## Action item
Work out how many lines in the records include the word "https", then answer with nothing but that number.

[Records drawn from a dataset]
*** Begin section ***

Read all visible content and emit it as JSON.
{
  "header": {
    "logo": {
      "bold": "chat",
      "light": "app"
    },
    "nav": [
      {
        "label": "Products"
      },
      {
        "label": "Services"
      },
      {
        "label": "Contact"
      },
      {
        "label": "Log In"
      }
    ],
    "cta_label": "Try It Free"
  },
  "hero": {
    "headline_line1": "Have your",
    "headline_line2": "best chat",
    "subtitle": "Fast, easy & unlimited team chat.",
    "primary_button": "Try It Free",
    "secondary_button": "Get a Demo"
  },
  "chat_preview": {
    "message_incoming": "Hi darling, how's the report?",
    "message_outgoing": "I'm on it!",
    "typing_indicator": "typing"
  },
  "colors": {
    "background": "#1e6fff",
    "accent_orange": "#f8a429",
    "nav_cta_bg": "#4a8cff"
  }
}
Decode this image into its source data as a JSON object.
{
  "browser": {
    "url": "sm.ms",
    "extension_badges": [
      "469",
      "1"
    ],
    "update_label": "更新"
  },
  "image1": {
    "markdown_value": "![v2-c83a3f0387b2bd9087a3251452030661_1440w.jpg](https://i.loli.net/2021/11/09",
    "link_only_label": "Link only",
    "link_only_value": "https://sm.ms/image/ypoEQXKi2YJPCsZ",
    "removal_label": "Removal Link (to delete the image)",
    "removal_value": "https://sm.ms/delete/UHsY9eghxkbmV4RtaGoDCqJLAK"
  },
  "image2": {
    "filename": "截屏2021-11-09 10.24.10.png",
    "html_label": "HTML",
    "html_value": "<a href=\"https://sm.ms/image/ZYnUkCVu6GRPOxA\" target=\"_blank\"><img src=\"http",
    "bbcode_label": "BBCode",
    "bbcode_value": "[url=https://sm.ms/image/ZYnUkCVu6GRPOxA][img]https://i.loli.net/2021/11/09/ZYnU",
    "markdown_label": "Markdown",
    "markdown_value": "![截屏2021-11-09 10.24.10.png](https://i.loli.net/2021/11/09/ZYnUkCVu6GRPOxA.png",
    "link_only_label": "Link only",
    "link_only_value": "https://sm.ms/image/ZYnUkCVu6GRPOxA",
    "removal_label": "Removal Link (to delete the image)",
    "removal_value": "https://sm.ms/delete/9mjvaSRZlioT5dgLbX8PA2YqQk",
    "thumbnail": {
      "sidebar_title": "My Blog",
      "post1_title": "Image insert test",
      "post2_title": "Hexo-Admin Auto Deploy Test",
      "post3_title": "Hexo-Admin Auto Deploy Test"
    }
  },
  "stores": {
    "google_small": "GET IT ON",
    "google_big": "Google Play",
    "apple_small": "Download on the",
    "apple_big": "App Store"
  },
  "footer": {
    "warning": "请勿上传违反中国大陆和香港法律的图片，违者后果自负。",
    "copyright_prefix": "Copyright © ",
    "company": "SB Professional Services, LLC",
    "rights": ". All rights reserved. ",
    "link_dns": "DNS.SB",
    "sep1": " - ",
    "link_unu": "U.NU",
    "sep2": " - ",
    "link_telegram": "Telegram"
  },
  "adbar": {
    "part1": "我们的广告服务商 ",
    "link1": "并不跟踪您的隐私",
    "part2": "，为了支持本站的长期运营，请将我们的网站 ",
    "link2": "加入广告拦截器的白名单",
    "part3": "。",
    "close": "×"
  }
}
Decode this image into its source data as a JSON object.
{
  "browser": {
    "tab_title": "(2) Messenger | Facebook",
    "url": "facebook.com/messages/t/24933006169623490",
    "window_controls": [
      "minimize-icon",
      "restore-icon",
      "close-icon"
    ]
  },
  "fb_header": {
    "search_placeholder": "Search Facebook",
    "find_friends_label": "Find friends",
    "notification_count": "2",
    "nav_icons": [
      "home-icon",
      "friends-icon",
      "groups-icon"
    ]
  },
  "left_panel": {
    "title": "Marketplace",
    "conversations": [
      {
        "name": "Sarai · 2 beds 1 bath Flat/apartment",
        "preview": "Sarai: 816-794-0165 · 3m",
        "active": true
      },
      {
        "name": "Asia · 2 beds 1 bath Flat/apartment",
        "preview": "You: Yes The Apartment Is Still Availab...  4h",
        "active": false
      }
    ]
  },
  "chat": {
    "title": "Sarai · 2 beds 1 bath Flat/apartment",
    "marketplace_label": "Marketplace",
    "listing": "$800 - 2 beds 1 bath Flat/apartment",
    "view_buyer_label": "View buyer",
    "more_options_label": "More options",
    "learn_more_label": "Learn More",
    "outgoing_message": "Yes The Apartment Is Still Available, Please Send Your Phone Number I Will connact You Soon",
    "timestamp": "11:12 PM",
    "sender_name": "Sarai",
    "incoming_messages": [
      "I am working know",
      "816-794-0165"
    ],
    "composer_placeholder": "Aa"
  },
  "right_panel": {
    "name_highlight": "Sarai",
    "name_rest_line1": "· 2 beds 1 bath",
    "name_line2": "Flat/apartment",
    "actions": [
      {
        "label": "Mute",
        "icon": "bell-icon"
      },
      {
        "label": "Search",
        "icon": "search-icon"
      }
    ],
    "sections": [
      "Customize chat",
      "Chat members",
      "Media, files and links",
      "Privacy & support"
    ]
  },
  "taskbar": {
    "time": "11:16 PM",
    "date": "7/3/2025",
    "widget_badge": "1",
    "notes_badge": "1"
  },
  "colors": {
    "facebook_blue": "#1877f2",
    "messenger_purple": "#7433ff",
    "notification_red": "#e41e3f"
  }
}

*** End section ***

## Answer to this exercise
8